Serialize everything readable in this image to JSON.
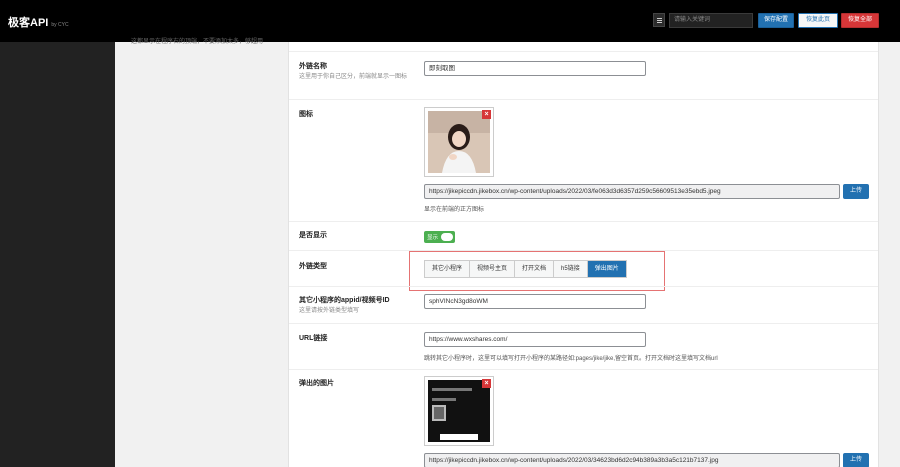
{
  "header": {
    "brand": "极客API",
    "brand_by": "by CYC",
    "menu_icon": "list-icon",
    "search_placeholder": "请输入关键词",
    "save_label": "保存配置",
    "reset_label": "恢复此页",
    "reset_all_label": "恢复全部",
    "colors": {
      "save": "#2271b1",
      "reset_all": "#d63638",
      "bar": "#000000"
    }
  },
  "sidebar": {
    "description": "这都显示在程序右的顶端，不要添加太多，够超用"
  },
  "form": {
    "link_name": {
      "label": "外链名称",
      "desc": "这里用于你自己区分，前端就显示一图标",
      "value": "即刻取图"
    },
    "icon": {
      "label": "图标",
      "url": "https://jikepiccdn.jikebox.cn/wp-content/uploads/2022/03/fe063d3d6357d259c56609513e35ebd5.jpeg",
      "upload_label": "上传",
      "note": "显示在前端的正方图标"
    },
    "show": {
      "label": "是否显示",
      "toggle_text": "显示",
      "on": true
    },
    "link_type": {
      "label": "外链类型",
      "options": [
        "其它小程序",
        "视频号主页",
        "打开文档",
        "h5链接",
        "弹出图片"
      ],
      "selected": "弹出图片"
    },
    "appid": {
      "label": "其它小程序的appid/视频号ID",
      "desc": "这里请按外链类型填写",
      "value": "sphVINcN3gd8oWM"
    },
    "url_link": {
      "label": "URL链接",
      "value": "https://www.wxshares.com/",
      "note": "跳转其它小程序时，这里可以填写打开小程序的某路径如:pages/jike/jike,留空首页。打开文档时这里填写文档url"
    },
    "popup_image": {
      "label": "弹出的图片",
      "url": "https://jikepiccdn.jikebox.cn/wp-content/uploads/2022/03/34623bd6d2c94b389a3b3a5c121b7137.jpg",
      "upload_label": "上传"
    }
  }
}
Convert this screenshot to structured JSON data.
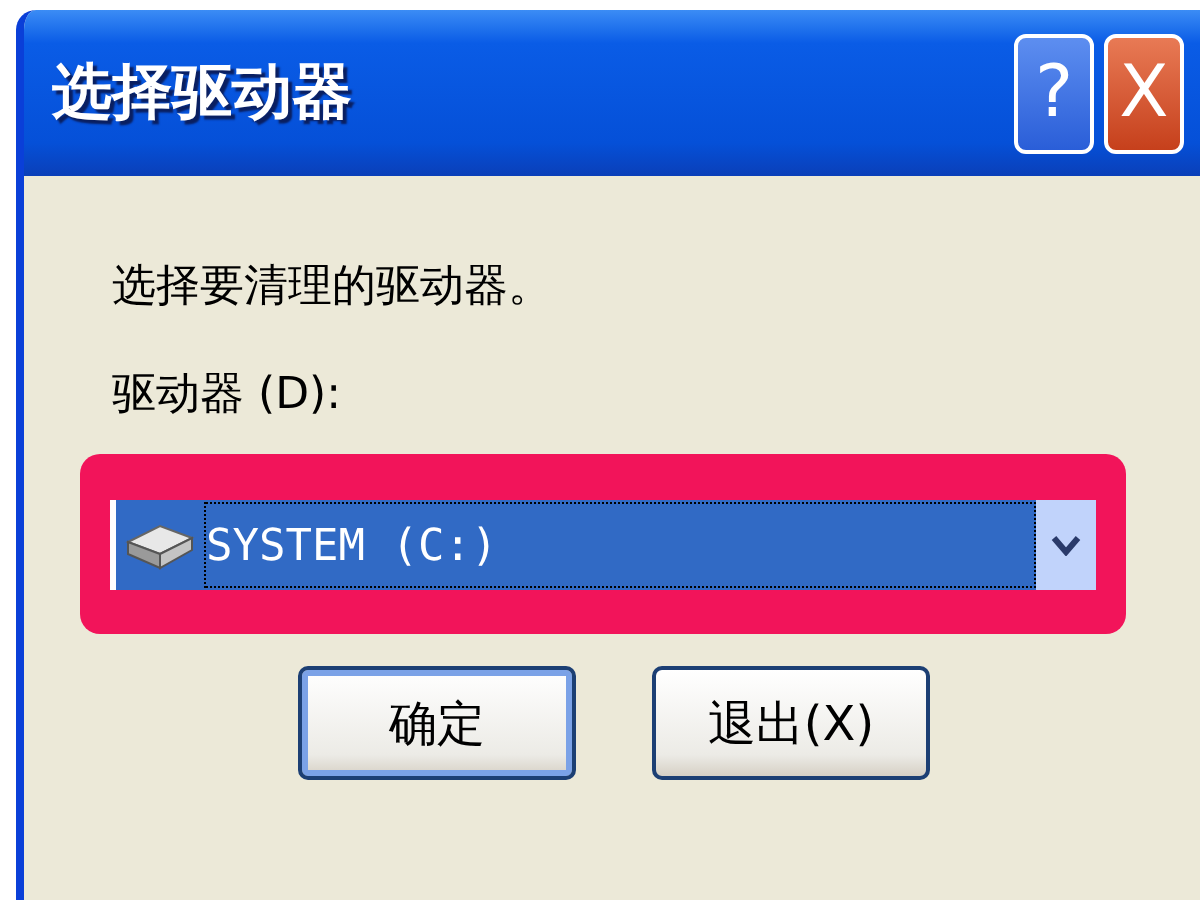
{
  "window": {
    "title": "选择驱动器",
    "title_buttons": [
      {
        "kind": "help",
        "label": "?"
      },
      {
        "kind": "close",
        "label": "X"
      }
    ]
  },
  "prompt": "选择要清理的驱动器。",
  "drive_label": "驱动器 (D):",
  "drive_select": {
    "value": "SYSTEM (C:)"
  },
  "buttons": [
    {
      "label": "确定",
      "default": true
    },
    {
      "label": "退出(X)",
      "default": false
    }
  ]
}
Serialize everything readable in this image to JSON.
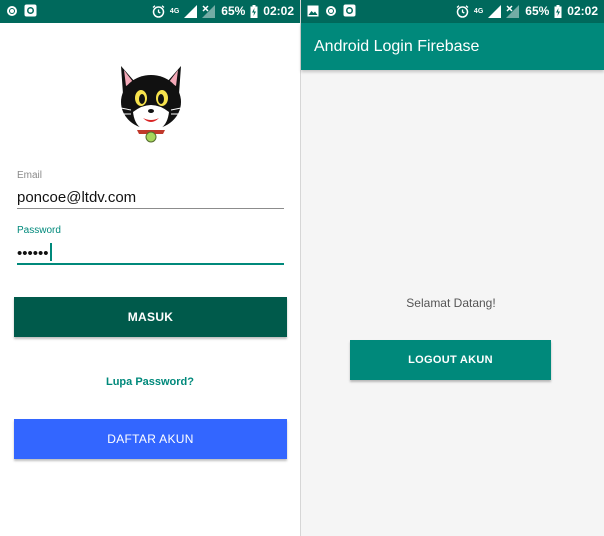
{
  "status_bar_left": {
    "battery_text": "65%",
    "network": "4G",
    "time": "02:02",
    "notification_icons": [
      "circle-icon",
      "camera-record-icon"
    ]
  },
  "status_bar_right": {
    "battery_text": "65%",
    "network": "4G",
    "time": "02:02",
    "notification_icons": [
      "image-icon",
      "circle-icon",
      "camera-record-icon"
    ]
  },
  "login": {
    "email_label": "Email",
    "email_value": "poncoe@ltdv.com",
    "password_label": "Password",
    "password_value": "••••••",
    "login_button": "MASUK",
    "forgot_password": "Lupa Password?",
    "register_button": "DAFTAR AKUN"
  },
  "home": {
    "app_title": "Android Login Firebase",
    "welcome_text": "Selamat Datang!",
    "logout_button": "LOGOUT AKUN"
  },
  "colors": {
    "status_bar": "#00695c",
    "primary": "#00897b",
    "login_button": "#005a4b",
    "register_button": "#3366ff"
  }
}
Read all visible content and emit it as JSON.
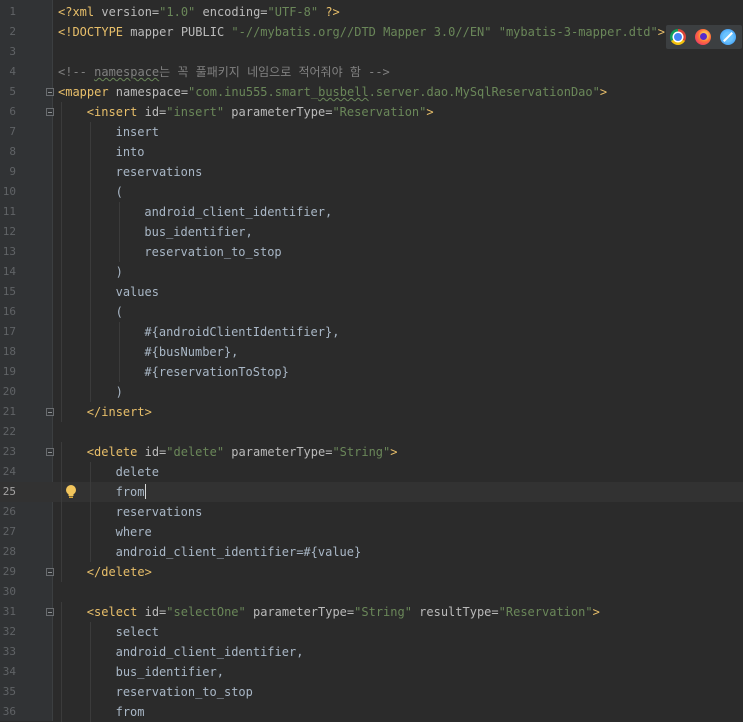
{
  "editor": {
    "current_line": 25,
    "lines": [
      {
        "n": "1",
        "indent": 0,
        "fold": false,
        "tokens": [
          [
            "decl",
            "<?xml "
          ],
          [
            "attr",
            "version="
          ],
          [
            "str",
            "\"1.0\""
          ],
          [
            "attr",
            " encoding="
          ],
          [
            "str",
            "\"UTF-8\""
          ],
          [
            "decl",
            " ?>"
          ]
        ]
      },
      {
        "n": "2",
        "indent": 0,
        "fold": false,
        "tokens": [
          [
            "decl",
            "<!DOCTYPE "
          ],
          [
            "attr",
            "mapper PUBLIC "
          ],
          [
            "str",
            "\"-//mybatis.org//DTD Mapper 3.0//EN\""
          ],
          [
            "attr",
            " "
          ],
          [
            "str",
            "\"mybatis-3-mapper.dtd\""
          ],
          [
            "decl",
            ">"
          ]
        ]
      },
      {
        "n": "3",
        "indent": 0,
        "fold": false,
        "tokens": []
      },
      {
        "n": "4",
        "indent": 0,
        "fold": false,
        "tokens": [
          [
            "comment",
            "<!-- "
          ],
          [
            "comment squiggle",
            "namespace"
          ],
          [
            "comment",
            "는 꼭 풀패키지 네임으로 적어줘야 함 -->"
          ]
        ]
      },
      {
        "n": "5",
        "indent": 0,
        "fold": true,
        "tokens": [
          [
            "tag",
            "<mapper "
          ],
          [
            "attr",
            "namespace="
          ],
          [
            "str",
            "\"com.inu555.smart_"
          ],
          [
            "str squiggle",
            "busbell"
          ],
          [
            "str",
            ".server.dao.MySqlReservationDao\""
          ],
          [
            "tag",
            ">"
          ]
        ]
      },
      {
        "n": "6",
        "indent": 4,
        "fold": true,
        "tokens": [
          [
            "tag",
            "<insert "
          ],
          [
            "attr",
            "id="
          ],
          [
            "str",
            "\"insert\""
          ],
          [
            "attr",
            " parameterType="
          ],
          [
            "str",
            "\"Reservation\""
          ],
          [
            "tag",
            ">"
          ]
        ]
      },
      {
        "n": "7",
        "indent": 8,
        "fold": false,
        "tokens": [
          [
            "text",
            "insert"
          ]
        ]
      },
      {
        "n": "8",
        "indent": 8,
        "fold": false,
        "tokens": [
          [
            "text",
            "into"
          ]
        ]
      },
      {
        "n": "9",
        "indent": 8,
        "fold": false,
        "tokens": [
          [
            "text",
            "reservations"
          ]
        ]
      },
      {
        "n": "10",
        "indent": 8,
        "fold": false,
        "tokens": [
          [
            "text",
            "("
          ]
        ]
      },
      {
        "n": "11",
        "indent": 12,
        "fold": false,
        "tokens": [
          [
            "text",
            "android_client_identifier,"
          ]
        ]
      },
      {
        "n": "12",
        "indent": 12,
        "fold": false,
        "tokens": [
          [
            "text",
            "bus_identifier,"
          ]
        ]
      },
      {
        "n": "13",
        "indent": 12,
        "fold": false,
        "tokens": [
          [
            "text",
            "reservation_to_stop"
          ]
        ]
      },
      {
        "n": "14",
        "indent": 8,
        "fold": false,
        "tokens": [
          [
            "text",
            ")"
          ]
        ]
      },
      {
        "n": "15",
        "indent": 8,
        "fold": false,
        "tokens": [
          [
            "text",
            "values"
          ]
        ]
      },
      {
        "n": "16",
        "indent": 8,
        "fold": false,
        "tokens": [
          [
            "text",
            "("
          ]
        ]
      },
      {
        "n": "17",
        "indent": 12,
        "fold": false,
        "tokens": [
          [
            "text",
            "#{androidClientIdentifier},"
          ]
        ]
      },
      {
        "n": "18",
        "indent": 12,
        "fold": false,
        "tokens": [
          [
            "text",
            "#{busNumber},"
          ]
        ]
      },
      {
        "n": "19",
        "indent": 12,
        "fold": false,
        "tokens": [
          [
            "text",
            "#{reservationToStop}"
          ]
        ]
      },
      {
        "n": "20",
        "indent": 8,
        "fold": false,
        "tokens": [
          [
            "text",
            ")"
          ]
        ]
      },
      {
        "n": "21",
        "indent": 4,
        "fold": true,
        "tokens": [
          [
            "tag",
            "</insert>"
          ]
        ]
      },
      {
        "n": "22",
        "indent": 0,
        "fold": false,
        "tokens": []
      },
      {
        "n": "23",
        "indent": 4,
        "fold": true,
        "tokens": [
          [
            "tag",
            "<delete "
          ],
          [
            "attr",
            "id="
          ],
          [
            "str",
            "\"delete\""
          ],
          [
            "attr",
            " parameterType="
          ],
          [
            "str",
            "\"String\""
          ],
          [
            "tag",
            ">"
          ]
        ]
      },
      {
        "n": "24",
        "indent": 8,
        "fold": false,
        "tokens": [
          [
            "text",
            "delete"
          ]
        ]
      },
      {
        "n": "25",
        "indent": 8,
        "fold": false,
        "tokens": [
          [
            "text",
            "from"
          ]
        ],
        "caret": true,
        "bulb": true
      },
      {
        "n": "26",
        "indent": 8,
        "fold": false,
        "tokens": [
          [
            "text",
            "reservations"
          ]
        ]
      },
      {
        "n": "27",
        "indent": 8,
        "fold": false,
        "tokens": [
          [
            "text",
            "where"
          ]
        ]
      },
      {
        "n": "28",
        "indent": 8,
        "fold": false,
        "tokens": [
          [
            "text",
            "android_client_identifier=#{value}"
          ]
        ]
      },
      {
        "n": "29",
        "indent": 4,
        "fold": true,
        "tokens": [
          [
            "tag",
            "</delete>"
          ]
        ]
      },
      {
        "n": "30",
        "indent": 0,
        "fold": false,
        "tokens": []
      },
      {
        "n": "31",
        "indent": 4,
        "fold": true,
        "tokens": [
          [
            "tag",
            "<select "
          ],
          [
            "attr",
            "id="
          ],
          [
            "str",
            "\"selectOne\""
          ],
          [
            "attr",
            " parameterType="
          ],
          [
            "str",
            "\"String\""
          ],
          [
            "attr",
            " resultType="
          ],
          [
            "str",
            "\"Reservation\""
          ],
          [
            "tag",
            ">"
          ]
        ]
      },
      {
        "n": "32",
        "indent": 8,
        "fold": false,
        "tokens": [
          [
            "text",
            "select"
          ]
        ]
      },
      {
        "n": "33",
        "indent": 8,
        "fold": false,
        "tokens": [
          [
            "text",
            "android_client_identifier,"
          ]
        ]
      },
      {
        "n": "34",
        "indent": 8,
        "fold": false,
        "tokens": [
          [
            "text",
            "bus_identifier,"
          ]
        ]
      },
      {
        "n": "35",
        "indent": 8,
        "fold": false,
        "tokens": [
          [
            "text",
            "reservation_to_stop"
          ]
        ]
      },
      {
        "n": "36",
        "indent": 8,
        "fold": false,
        "tokens": [
          [
            "text",
            "from"
          ]
        ]
      }
    ]
  },
  "browser_icons": [
    {
      "name": "chrome-icon",
      "color": "#4caf50"
    },
    {
      "name": "firefox-icon",
      "color": "#ff7139"
    },
    {
      "name": "safari-icon",
      "color": "#2d8cf0"
    }
  ]
}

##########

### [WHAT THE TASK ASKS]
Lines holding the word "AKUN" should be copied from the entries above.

### [ANSWER TO THE EXERCISE]
    "register_button": "DAFTAR AKUN"
    "logout_button": "LOGOUT AKUN"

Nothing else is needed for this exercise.